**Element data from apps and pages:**
>>>

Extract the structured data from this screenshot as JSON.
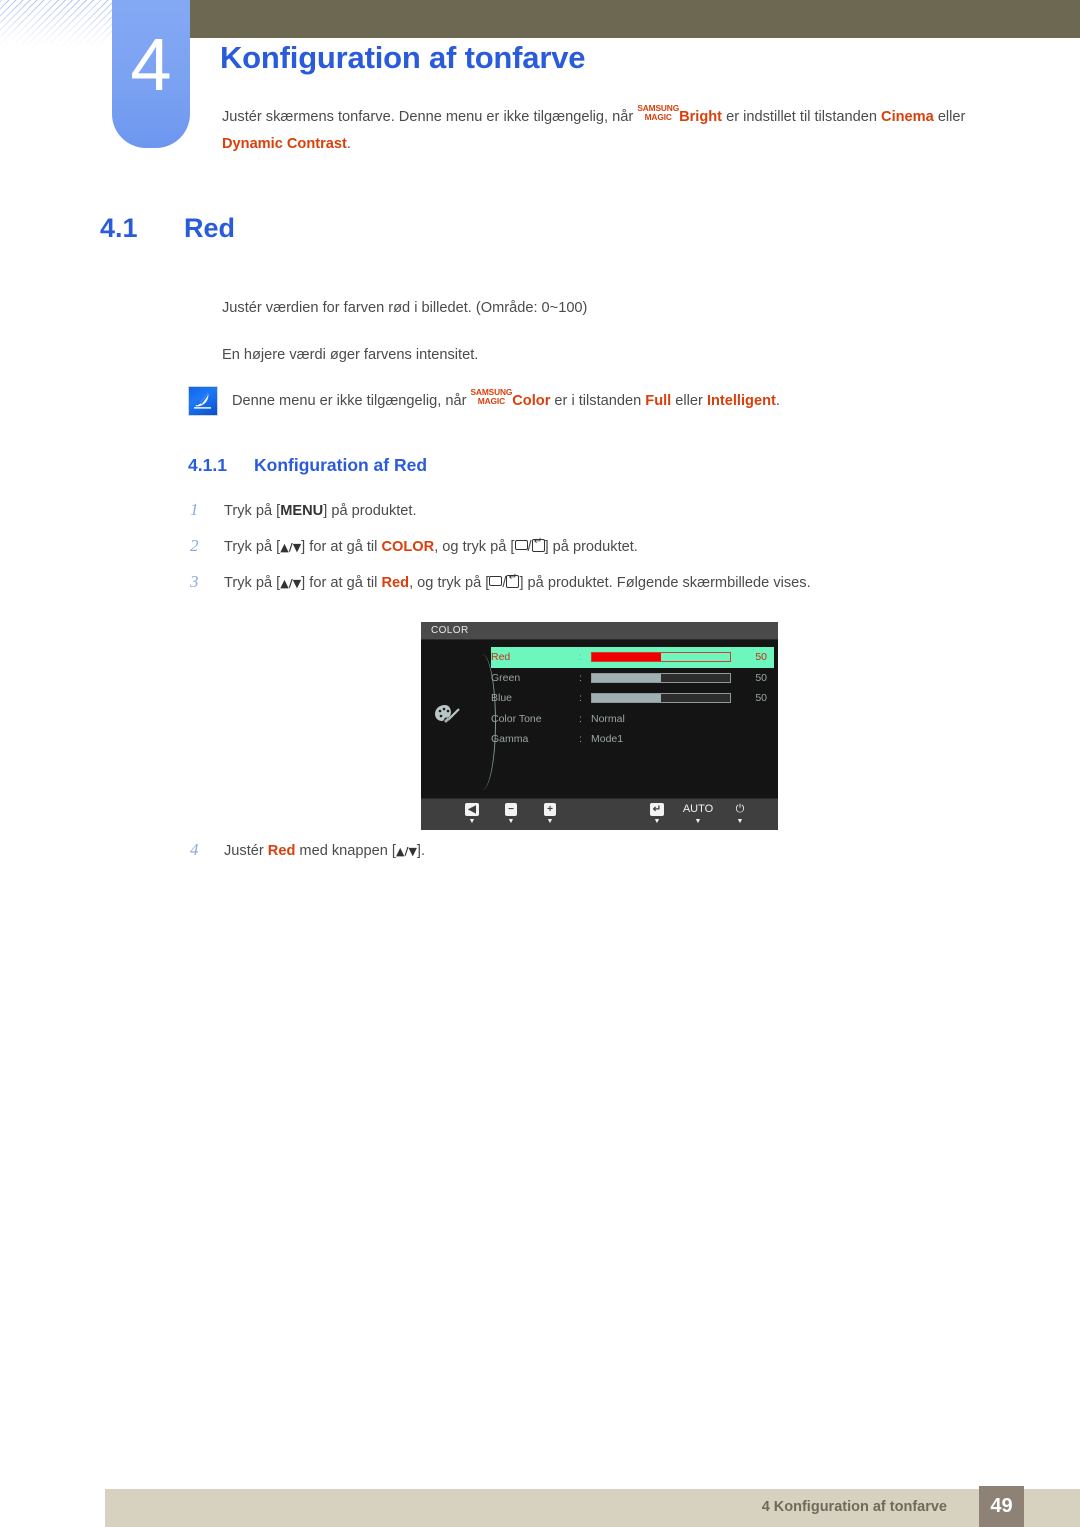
{
  "header": {
    "chapter_number": "4",
    "chapter_title": "Konfiguration af tonfarve",
    "intro_1": "Justér skærmens tonfarve. Denne menu er ikke tilgængelig, når ",
    "intro_magic_top": "SAMSUNG",
    "intro_magic_bottom": "MAGIC",
    "intro_bright": "Bright",
    "intro_2": " er indstillet til tilstanden ",
    "intro_cinema": "Cinema",
    "intro_3": " eller ",
    "intro_dynamic": "Dynamic Contrast",
    "intro_4": "."
  },
  "section": {
    "number": "4.1",
    "title": "Red",
    "paragraph_1": "Justér værdien for farven rød i billedet. (Område: 0~100)",
    "paragraph_2": "En højere værdi øger farvens intensitet."
  },
  "note": {
    "icon": "samsung-note-icon",
    "text_1": "Denne menu er ikke tilgængelig, når ",
    "magic_top": "SAMSUNG",
    "magic_bottom": "MAGIC",
    "color_word": "Color",
    "text_2": " er i tilstanden ",
    "full": "Full",
    "text_3": " eller ",
    "intelligent": "Intelligent",
    "text_4": "."
  },
  "subsection": {
    "number": "4.1.1",
    "title": "Konfiguration af Red"
  },
  "steps": [
    {
      "number": "1",
      "t1": "Tryk på [",
      "kbd": "MENU",
      "t2": "] på produktet."
    },
    {
      "number": "2",
      "t1": "Tryk på [",
      "arrows": "▲/▼",
      "t2": "] for at gå til ",
      "em": "COLOR",
      "t3": ", og tryk på [",
      "t4": "] på produktet."
    },
    {
      "number": "3",
      "t1": "Tryk på [",
      "arrows": "▲/▼",
      "t2": "] for at gå til ",
      "em": "Red",
      "t3": ", og tryk på [",
      "t4": "] på produktet. Følgende skærmbillede vises."
    }
  ],
  "step4": {
    "number": "4",
    "t1": "Justér ",
    "em": "Red",
    "t2": " med knappen [",
    "arrows": "▲/▼",
    "t3": "]."
  },
  "osd": {
    "title": "COLOR",
    "menu_icon": "color-palette-icon",
    "rows": [
      {
        "label": "Red",
        "colon": ":",
        "type": "slider",
        "value": "50",
        "percent": 50,
        "selected": true
      },
      {
        "label": "Green",
        "colon": ":",
        "type": "slider",
        "value": "50",
        "percent": 50,
        "selected": false
      },
      {
        "label": "Blue",
        "colon": ":",
        "type": "slider",
        "value": "50",
        "percent": 50,
        "selected": false
      },
      {
        "label": "Color Tone",
        "colon": ":",
        "type": "value",
        "value": "Normal",
        "selected": false
      },
      {
        "label": "Gamma",
        "colon": ":",
        "type": "value",
        "value": "Mode1",
        "selected": false
      }
    ],
    "footer_buttons": [
      {
        "icon": "left-arrow-icon",
        "glyph": "◀",
        "label": "",
        "sub": "▼"
      },
      {
        "icon": "minus-icon",
        "glyph": "−",
        "label": "",
        "sub": "▼"
      },
      {
        "icon": "plus-icon",
        "glyph": "+",
        "label": "",
        "sub": "▼"
      },
      {
        "icon": "enter-icon",
        "glyph": "↵",
        "label": "",
        "sub": "▼"
      },
      {
        "icon": "auto-icon",
        "glyph": "",
        "label": "AUTO",
        "sub": "▼"
      },
      {
        "icon": "power-icon",
        "glyph": "⏻",
        "label": "",
        "sub": "▼"
      }
    ],
    "highlight_color": "#6df7be",
    "bar_fill_color": "#f00000"
  },
  "footer": {
    "text": "4 Konfiguration af tonfarve",
    "page_number": "49"
  }
}
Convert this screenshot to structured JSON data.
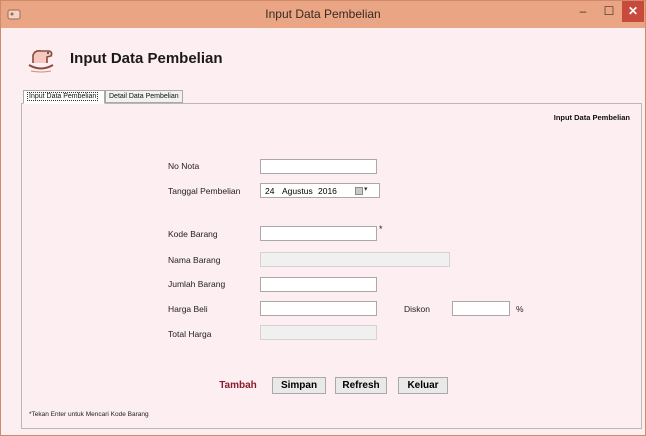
{
  "window": {
    "title": "Input Data Pembelian",
    "minimize_glyph": "–",
    "maximize_glyph": "☐",
    "close_glyph": "✕"
  },
  "header": {
    "heading": "Input Data Pembelian",
    "logo_icon": "baby-rocking-horse-logo"
  },
  "tabs": [
    {
      "label": "Input Data Pembelian",
      "active": true
    },
    {
      "label": "Detail Data Pembelian",
      "active": false
    }
  ],
  "panel": {
    "title": "Input Data Pembelian"
  },
  "form": {
    "no_nota": {
      "label": "No Nota",
      "value": ""
    },
    "tanggal_pembelian": {
      "label": "Tanggal Pembelian",
      "day": "24",
      "month": "Agustus",
      "year": "2016"
    },
    "kode_barang": {
      "label": "Kode Barang",
      "value": "",
      "required_mark": "*"
    },
    "nama_barang": {
      "label": "Nama Barang",
      "value": ""
    },
    "jumlah_barang": {
      "label": "Jumlah Barang",
      "value": ""
    },
    "harga_beli": {
      "label": "Harga Beli",
      "value": ""
    },
    "diskon": {
      "label": "Diskon",
      "value": "",
      "unit": "%"
    },
    "total_harga": {
      "label": "Total Harga",
      "value": ""
    }
  },
  "buttons": {
    "tambah": "Tambah",
    "simpan": "Simpan",
    "refresh": "Refresh",
    "keluar": "Keluar"
  },
  "note": "*Tekan Enter untuk Mencari Kode Barang",
  "colors": {
    "titlebar": "#e9a584",
    "window_bg": "#fdeef2",
    "close_button": "#c74a3d",
    "tambah_text": "#8b1a2b"
  }
}
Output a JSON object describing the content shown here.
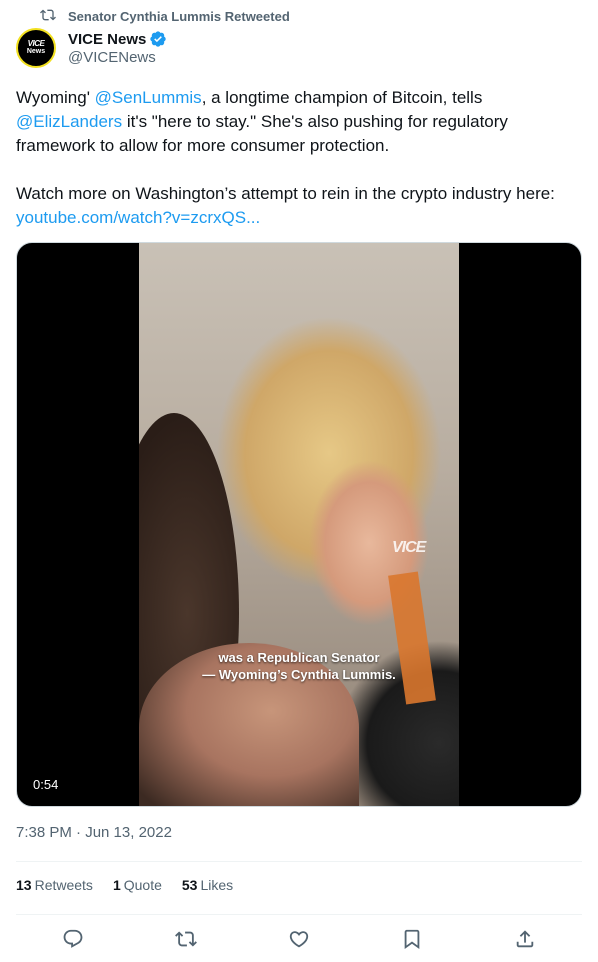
{
  "retweet_context": {
    "text": "Senator Cynthia Lummis Retweeted",
    "icon": "retweet-icon"
  },
  "author": {
    "display_name": "VICE News",
    "handle": "@VICENews",
    "avatar_text": "VICE News",
    "verified_color": "#1d9bf0"
  },
  "tweet": {
    "line1_pre": "Wyoming' ",
    "mention1": "@SenLummis",
    "line1_post": ", a longtime champion of Bitcoin, tells ",
    "mention2": "@ElizLanders",
    "line2_post": " it's \"here to stay.\" She's also pushing for regulatory framework to allow for more consumer protection.",
    "paragraph2": "Watch more on Washington’s attempt to rein in the crypto industry here:",
    "link": "youtube.com/watch?v=zcrxQS..."
  },
  "media": {
    "watermark": "VICE",
    "caption_line1": "was a Republican Senator",
    "caption_line2": "— Wyoming’s Cynthia Lummis.",
    "duration": "0:54"
  },
  "timestamp": "7:38 PM · Jun 13, 2022",
  "stats": {
    "retweets_count": "13",
    "retweets_label": "Retweets",
    "quotes_count": "1",
    "quotes_label": "Quote",
    "likes_count": "53",
    "likes_label": "Likes"
  },
  "colors": {
    "link": "#1d9bf0",
    "secondary_text": "#536471",
    "primary_text": "#0f1419"
  }
}
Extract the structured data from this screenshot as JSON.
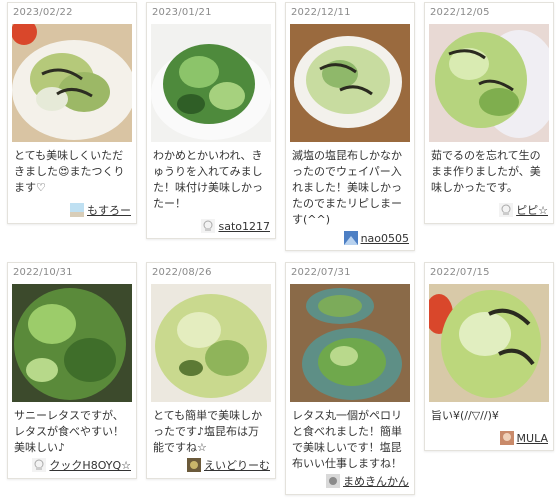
{
  "reports": [
    {
      "date": "2023/02/22",
      "comment": "とても美味しくいただきました😍またつくります♡",
      "author": "もすろー",
      "avatar": "landscape-avatar",
      "photo": "salad-photo"
    },
    {
      "date": "2023/01/21",
      "comment": "わかめとかいわれ、きゅうりを入れてみました！味付け美味しかったー！",
      "author": "sato1217",
      "avatar": "default-chef-avatar",
      "photo": "salad-photo"
    },
    {
      "date": "2022/12/11",
      "comment": "滅塩の塩昆布しかなかったのでウェイパー入れました！美味しかったのでまたリピしまーす(^^)",
      "author": "nao0505",
      "avatar": "blue-avatar",
      "photo": "salad-photo"
    },
    {
      "date": "2022/12/05",
      "comment": "茹でるのを忘れて生のまま作りましたが、美味しかったです。",
      "author": "ピピ☆",
      "avatar": "default-chef-avatar",
      "photo": "salad-photo"
    },
    {
      "date": "2022/10/31",
      "comment": "サニーレタスですが、レタスが食べやすい！美味しい♪",
      "author": "クックH8OYQ☆",
      "avatar": "default-chef-avatar",
      "photo": "salad-photo"
    },
    {
      "date": "2022/08/26",
      "comment": "とても簡単で美味しかったです♪塩昆布は万能ですね☆",
      "author": "えいどりーむ",
      "avatar": "photo-avatar",
      "photo": "salad-photo"
    },
    {
      "date": "2022/07/31",
      "comment": "レタス丸一個がペロリと食べれました！簡単で美味しいです！塩昆布いい仕事しますね！",
      "author": "まめきんかん",
      "avatar": "photo-avatar",
      "photo": "salad-photo"
    },
    {
      "date": "2022/07/15",
      "comment": "旨い¥(//▽//)¥",
      "author": "MULA",
      "avatar": "photo-avatar",
      "photo": "salad-photo"
    }
  ]
}
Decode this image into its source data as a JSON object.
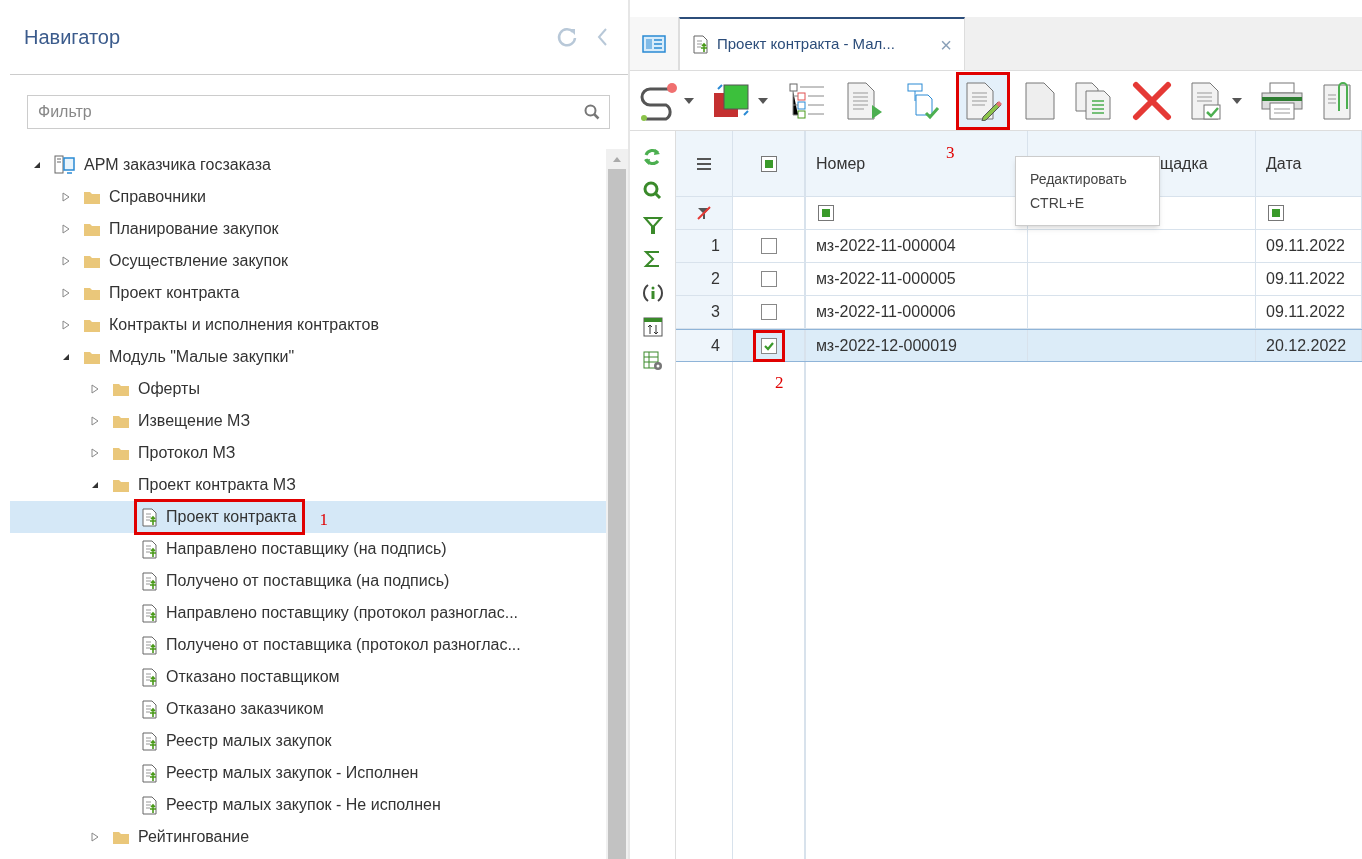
{
  "navigator": {
    "title": "Навигатор",
    "filter": {
      "placeholder": "Фильтр"
    },
    "tree": [
      {
        "label": "АРМ заказчика госзаказа",
        "kind": "root",
        "expanded": true,
        "selected": false,
        "children": [
          {
            "label": "Справочники",
            "kind": "folder",
            "expanded": false,
            "selected": false
          },
          {
            "label": "Планирование закупок",
            "kind": "folder",
            "expanded": false,
            "selected": false
          },
          {
            "label": "Осуществление закупок",
            "kind": "folder",
            "expanded": false,
            "selected": false
          },
          {
            "label": "Проект контракта",
            "kind": "folder",
            "expanded": false,
            "selected": false
          },
          {
            "label": "Контракты и исполнения контрактов",
            "kind": "folder",
            "expanded": false,
            "selected": false
          },
          {
            "label": "Модуль \"Малые закупки\"",
            "kind": "folder",
            "expanded": true,
            "selected": false,
            "children": [
              {
                "label": "Оферты",
                "kind": "folder",
                "expanded": false,
                "selected": false
              },
              {
                "label": "Извещение МЗ",
                "kind": "folder",
                "expanded": false,
                "selected": false
              },
              {
                "label": "Протокол МЗ",
                "kind": "folder",
                "expanded": false,
                "selected": false
              },
              {
                "label": "Проект контракта МЗ",
                "kind": "folder",
                "expanded": true,
                "selected": false,
                "children": [
                  {
                    "label": "Проект контракта",
                    "kind": "document",
                    "selected": true,
                    "callout": "1"
                  },
                  {
                    "label": "Направлено поставщику (на подпись)",
                    "kind": "document",
                    "selected": false
                  },
                  {
                    "label": "Получено от поставщика (на подпись)",
                    "kind": "document",
                    "selected": false
                  },
                  {
                    "label": "Направлено поставщику (протокол разноглас...",
                    "kind": "document",
                    "selected": false
                  },
                  {
                    "label": "Получено от поставщика (протокол разноглас...",
                    "kind": "document",
                    "selected": false
                  },
                  {
                    "label": "Отказано поставщиком",
                    "kind": "document",
                    "selected": false
                  },
                  {
                    "label": "Отказано заказчиком",
                    "kind": "document",
                    "selected": false
                  },
                  {
                    "label": "Реестр малых закупок",
                    "kind": "document",
                    "selected": false
                  },
                  {
                    "label": "Реестр малых закупок - Исполнен",
                    "kind": "document",
                    "selected": false
                  },
                  {
                    "label": "Реестр малых закупок - Не исполнен",
                    "kind": "document",
                    "selected": false
                  }
                ]
              },
              {
                "label": "Рейтингование",
                "kind": "folder",
                "expanded": false,
                "selected": false
              }
            ]
          }
        ]
      }
    ]
  },
  "tabs": [
    {
      "kind": "home",
      "selected": false
    },
    {
      "kind": "document",
      "label": "Проект контракта - Мал...",
      "close": "×",
      "selected": true
    }
  ],
  "toolbar": [
    {
      "kind": "route",
      "dropdown": true
    },
    {
      "kind": "color",
      "dropdown": true
    },
    {
      "kind": "tree-list",
      "dropdown": false
    },
    {
      "kind": "doc-play",
      "dropdown": false
    },
    {
      "kind": "doc-check",
      "dropdown": false
    },
    {
      "kind": "edit",
      "dropdown": false,
      "callout": "3"
    },
    {
      "kind": "blank",
      "dropdown": false
    },
    {
      "kind": "copy",
      "dropdown": false
    },
    {
      "kind": "delete",
      "dropdown": false
    },
    {
      "kind": "doc-approve",
      "dropdown": true
    },
    {
      "kind": "print",
      "dropdown": false
    },
    {
      "kind": "attach",
      "dropdown": false
    }
  ],
  "tooltip": {
    "title": "Редактировать",
    "shortcut": "CTRL+E"
  },
  "side_tools": [
    {
      "kind": "refresh"
    },
    {
      "kind": "search"
    },
    {
      "kind": "filter"
    },
    {
      "kind": "sum"
    },
    {
      "kind": "info"
    },
    {
      "kind": "sort"
    },
    {
      "kind": "settings"
    }
  ],
  "table": {
    "select_all": {
      "indeterminate": true
    },
    "columns": [
      {
        "label": "Номер",
        "filter_indeterminate": true
      },
      {
        "label": "щадка"
      },
      {
        "label": "Дата",
        "filter_indeterminate": true
      }
    ],
    "rows": [
      {
        "index": "1",
        "checked": false,
        "selected": false,
        "cells": [
          "мз-2022-11-000004",
          "",
          "09.11.2022"
        ]
      },
      {
        "index": "2",
        "checked": false,
        "selected": false,
        "cells": [
          "мз-2022-11-000005",
          "",
          "09.11.2022"
        ]
      },
      {
        "index": "3",
        "checked": false,
        "selected": false,
        "cells": [
          "мз-2022-11-000006",
          "",
          "09.11.2022"
        ]
      },
      {
        "index": "4",
        "checked": true,
        "selected": true,
        "callout": "2",
        "cells": [
          "мз-2022-12-000019",
          "",
          "20.12.2022"
        ]
      }
    ]
  }
}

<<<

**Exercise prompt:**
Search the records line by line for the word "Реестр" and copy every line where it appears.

**Reply to the task:**
                    "label": "Реестр малых закупок",
                    "label": "Реестр малых закупок - Исполнен",
                    "label": "Реестр малых закупок - Не исполнен",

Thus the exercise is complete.